Last week, U.S. Senator Jeff Flake released his list of top 20 science investigations that he considered most wasteful uses of government funds. The list is meant to be read. It’s written in fifth-grade language and filled with colorful cartoons of animals. When I see the report, I think of my own two children, 5-year old Harry and 3-year old Heidi, who will soon be able to read about the featured studies. When my children read it, they will learn two things. First, there is such a thing as wasteful science and that it is rampant. Of the 20 studies listed, there are likely thousands of others that beg for explanation and motivation.
The second thing that my children will learn is that three of the 20, or 15 percent of America’s most wasteful science, was contributed by their father. We watched dogs shake water from their bodies, measured the length of eyelashes and counted hair on dozens of animals, and studied bodily processes of several species.
My name is David Hu, and I am a “wasteful” scientist. This is my confession.
When I look at the nearly $3 million in research I have spent in the last 15 years of my life, I am staggered. It’s more money than my parents have made in their lifetime, more money than I will make in mine and more than my children will make in theirs. That I have spent these funds, and still have yet to convince others of the importance of this work, is my failure. My failure is part of a failed scientific system, where average people cannot understand what average scientists do.
Since 2012, I’ve been fascinated by how animals clean themselves. Because they’re all around us and cleaning is such a mundane activity, I can see how this obsession can be viewed as wasteful.
Yet most of what animals do is completely a mystery to scientists. When I was a student, I thought that 95 percent of all knowledge was already solved. But in fact, we only understand a small amount of the world around us, especially in the world of biology. For example, we can’t understand why a dog walks as easily as it does. Robots still cannot move as well as dogs, which have a complex interplay of tendons, bones and specially placed sensors that make it look like magic. The easiest questions are still among the most difficult to answer.
The topic of cleaning is a grand challenge for humanity. Effective cleaning strategies will be especially important for our next generation of clean energy. Solar panels accumulate dust at a regular rate, reducing in efficiency annually by 6 percent. There is no current good solution to the problem — our best is to clean the solar panels by hand with a squeegee.
Clothes dryers take 40 minutes and much of our daily household energy budget. But a wet dog can shake off 90 percent of water in a fraction of a second. If a dog were to use our method of drying, it would use a third of its daily calories. We discovered that a dog’s skin is especially loose and its hair is tuned to release drops with little expenditure of energy. The lesson from our wet dog study (which was named in the senator’s report) is that we should tune our drying materials to release water if we truly wish to save energy.
The watch list also identified our animal hair study. All animals and people have eyelashes, but no one was sure why. Our measurements and wind tunnel experiments showed that animals save energy by having lashes. Specifically, eyelashes reduce evaporation of the tear film of the eye by a factor of two, reducing blinking by a factor of two. Lashes also reduce deposition of dust by a factor of two. Our study shows that hairy surfaces may be our solution to dust accumulation. Including small hairs on solar panels can reduce efficiency losses.

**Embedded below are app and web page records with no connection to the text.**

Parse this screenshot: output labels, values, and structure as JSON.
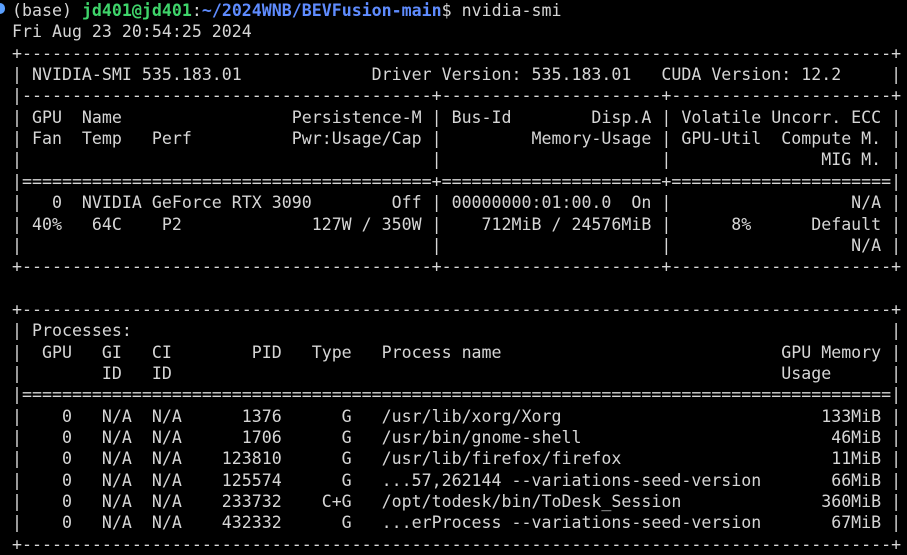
{
  "prompt": {
    "env": "(base) ",
    "user_host": "jd401@jd401",
    "colon": ":",
    "path": "~/2024WNB/BEVFusion-main",
    "sigil": "$ ",
    "command": "nvidia-smi"
  },
  "output_lines": [
    "Fri Aug 23 20:54:25 2024",
    "+---------------------------------------------------------------------------------------+",
    "| NVIDIA-SMI 535.183.01             Driver Version: 535.183.01   CUDA Version: 12.2     |",
    "|-----------------------------------------+----------------------+----------------------+",
    "| GPU  Name                 Persistence-M | Bus-Id        Disp.A | Volatile Uncorr. ECC |",
    "| Fan  Temp   Perf          Pwr:Usage/Cap |         Memory-Usage | GPU-Util  Compute M. |",
    "|                                         |                      |               MIG M. |",
    "|=========================================+======================+======================|",
    "|   0  NVIDIA GeForce RTX 3090        Off | 00000000:01:00.0  On |                  N/A |",
    "| 40%   64C    P2             127W / 350W |    712MiB / 24576MiB |      8%      Default |",
    "|                                         |                      |                  N/A |",
    "+-----------------------------------------+----------------------+----------------------+",
    "",
    "+---------------------------------------------------------------------------------------+",
    "| Processes:                                                                            |",
    "|  GPU   GI   CI        PID   Type   Process name                            GPU Memory |",
    "|        ID   ID                                                             Usage      |",
    "|=======================================================================================|",
    "|    0   N/A  N/A      1376      G   /usr/lib/xorg/Xorg                          133MiB |",
    "|    0   N/A  N/A      1706      G   /usr/bin/gnome-shell                         46MiB |",
    "|    0   N/A  N/A    123810      G   /usr/lib/firefox/firefox                     11MiB |",
    "|    0   N/A  N/A    125574      G   ...57,262144 --variations-seed-version       66MiB |",
    "|    0   N/A  N/A    233732    C+G   /opt/todesk/bin/ToDesk_Session              360MiB |",
    "|    0   N/A  N/A    432332      G   ...erProcess --variations-seed-version       67MiB |",
    "+---------------------------------------------------------------------------------------+"
  ]
}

These studies also have impact on non-engineering fields. The wet dog study shows us that animals have evolved to release water from their bodies, explaining their poor cleaning ability with chemicals like crude oil. It clearly demonstrates that they are not adapted to deal with pollutants.
The eyelash study has been cited by ophthalmologists. Understanding the function of eyelashes can influence our understanding of how allergens, such as pollen and dander, enter the eye. It can also help us to understand the danger of certain human diseases like madarosis, which involves the shedding of eyelashes.
Another benefit to this research is that it can be used for education, which is a grand challenge in our country. America lags behind China and India in the number of students that pursue science. The dog study was made into an educational module that used everyday examples to teach complex physics principles like centripetal force. At the bottom of this article are links for high school students and teachers to employ this science in their classes.
I enjoy doing research. I don’t try to hide it. Scientists are human beings with intrinsic interests, but we aren’t here to solely serve the public. We also have hunches when we’re onto something big. Sometimes we have to take left turns to get to a place faster. Solving difficult problems like green energy often requires revolutionary approaches. I use animals as a way to think about new solutions to these problems. In doing so, I have also created an international following of people who are falling in love with science again.
Asking questions about wastefulness is an important activity. Is it wasteful or not? I hope my children will ask this question when they read Senator Flake’s report. Like all research questions, this one should continue to be asked again and again. The answer may change as more evidence comes to light. The question should be tempered with solid research, review by peers and a commitment to starting and continuing a conversation with the scientists. A scientist has a duty to explain her work to others. I encourage the public to continue to ask researchers about the importance of their work.
I sincerely thank Senator Flake for continuing this conversation. If it leads to better communication between the public and scientists, he will have done us a great service. I hope my children can live in a world where scientists and the public are not at odds, but have a mutual understanding of the beauty and strangeness of nature, and how the pursuit of its oddities can lead to the benefit of all.